Air quality information for the United States can be found on the United States Environmental Protection Agency website and is easily accessible. Within the topic of outdoor air quality, you can also find information about ensuring your indoor air is of high quality and pure.

What are the downsides of poor air quality?

There can be serious repercussions of living in poor quality air, whether it is indoor or outdoor. Hazardous air pollutants can have several disadvantages on a person’s health, as well as the environment. People exposed to hazardous air pollutants in high concentrations have an increased chance of getting cancer, among many other health issues, including damage to the immune system, reproductive issues, developmental issues, and respiratory problems. If you are curious about how these air pollutants could affect you, there are several risks.

In addition to breathing in these harsh air pollutants, they risk infiltrating the environment, which is a cyclical process that affects the entire food chain and its habitats. For example, if there is a high concentration of mercury in the ocean, people will ultimately ingest it from the seafood they eat. Like humans, animals can experience many health issues if exposed to these harsh pollutants over time.


How do you compare air quality in new homes vs. older homes?

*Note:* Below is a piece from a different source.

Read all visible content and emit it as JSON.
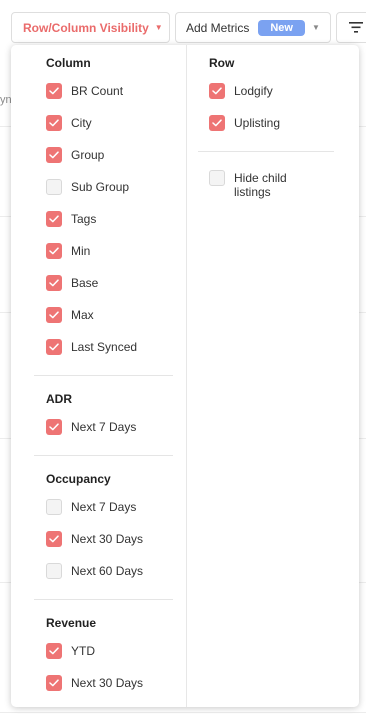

Older homes are more likely to have pollutants, including asbestos, mold, and radon. If you are buying a house in a new city, it might be good to have an inspector check out the home and what type of air quality is expected to come from it. If you are buying a new house, you can be sure the indoor air quality will be purer than older homes built with fewer environmental standards in mind. Today, building materials are required to pass environmental and health standard tests to ensure high quality.

If you are a homeowner looking to sell your older home, it might be a good idea to have the home inspected and take as many steps as possible to increase the air quality in the home. Sustainability and awareness about being “green” are a much larger priority among today’s home buyers than in previous decades.

If your current home doesn’t have the best quality air, there are several things you can do to increase the quality of your indoor air. Keeping your home clean, vacuuming regularly, using cooking vents, and buying indoor plants will significantly boost the air quality.

People tend to look at air conditioning systems with one thing in mind – how it will keep the house cool in an energy-efficient way. However, the quality of the air matters as well when you are shopping around for a new system. Newer systems are made with this expectation in mind, but there are also things you can do to keep the air in your home clean. Using high-quality air filters and changing them out regularly is just one way a homeowner can help keep the allergens and air pollution from getting out of control in the home. Several air filter designs are meant to keep allergens out of the air and won’t require you to change them more than twice per year.


Whether you are trying to improve the quality of your air indoor or outdoor, it’s an important aspect of life that we should all take into consideration for not only our own health but the environment as a whole.